**What this task involves**. Check every line below, and copy those that include "Grams".

..........

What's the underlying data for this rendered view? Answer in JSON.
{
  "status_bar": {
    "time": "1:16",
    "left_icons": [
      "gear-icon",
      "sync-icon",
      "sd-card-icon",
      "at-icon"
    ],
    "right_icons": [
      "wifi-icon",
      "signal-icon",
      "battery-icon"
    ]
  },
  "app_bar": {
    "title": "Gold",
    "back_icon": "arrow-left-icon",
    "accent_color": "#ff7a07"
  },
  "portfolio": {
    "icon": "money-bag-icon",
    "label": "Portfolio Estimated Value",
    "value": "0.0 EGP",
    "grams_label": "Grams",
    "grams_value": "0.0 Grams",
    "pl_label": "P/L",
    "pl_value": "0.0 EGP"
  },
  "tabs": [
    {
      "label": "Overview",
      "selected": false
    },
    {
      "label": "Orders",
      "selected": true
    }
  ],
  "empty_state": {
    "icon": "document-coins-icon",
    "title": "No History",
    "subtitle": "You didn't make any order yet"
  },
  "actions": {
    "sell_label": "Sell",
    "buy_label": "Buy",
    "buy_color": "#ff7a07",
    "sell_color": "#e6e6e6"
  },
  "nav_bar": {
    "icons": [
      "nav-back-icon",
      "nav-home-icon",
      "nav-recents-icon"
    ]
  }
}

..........

**Output of the exercise**.
    "grams_label": "Grams",
    "grams_value": "0.0 Grams",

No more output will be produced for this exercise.